Angioplasty cost the U.S. health system more than $10 billion in 2014, according to a 2015 American Heart Association report. The approximately one million angioplasties performed annually put the procedure in the top ten among health care costs.
“Although some cardiac patients are not in a condition to shop for the procedure, the data shows that many whose condition is less than urgent have the ability to consider both quality and cost as they choose the best facility for their care,” added Haywood. The cases included in the BCBS study were exclusively non-emergent angioplasties.
Charges can range widely even in the same market. In the Los Angeles-Long Beach, CA market, for example, there is a 532 percent difference between the provider with the lowest charges - $10,749 - and the hospital with the highest charges - $67,937.
Further, in the top five high-variation markets, high-cost facilities performed a significant portion of the angioplasties.
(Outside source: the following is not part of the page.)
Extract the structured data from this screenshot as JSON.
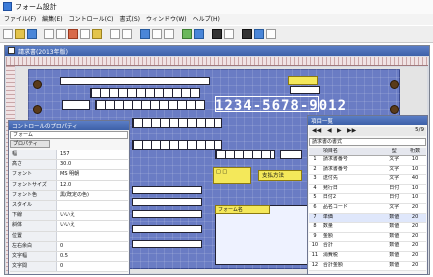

In each of these markets, the data indicates that there are hospitals with just as good quality outcomes and much lower pricing.
According to Haywood, there are nearly 250 providers nationwide designated as “distinction centers" — a label indicating they are 20 percent more cost-efficient than non-designated centers. Most of the markets studied had at least one of these designated providers.
For Haywood, sharing this data is vital to meeting the goals set under the Affordable Care Act.
“It’s important to continue shifting health care payment away from the traditional fee-for-service model. BCBS companies across the nation now spend about one in five medical claim dollars in programs that provide incentives for better health outcomes while reducing costs and waste.”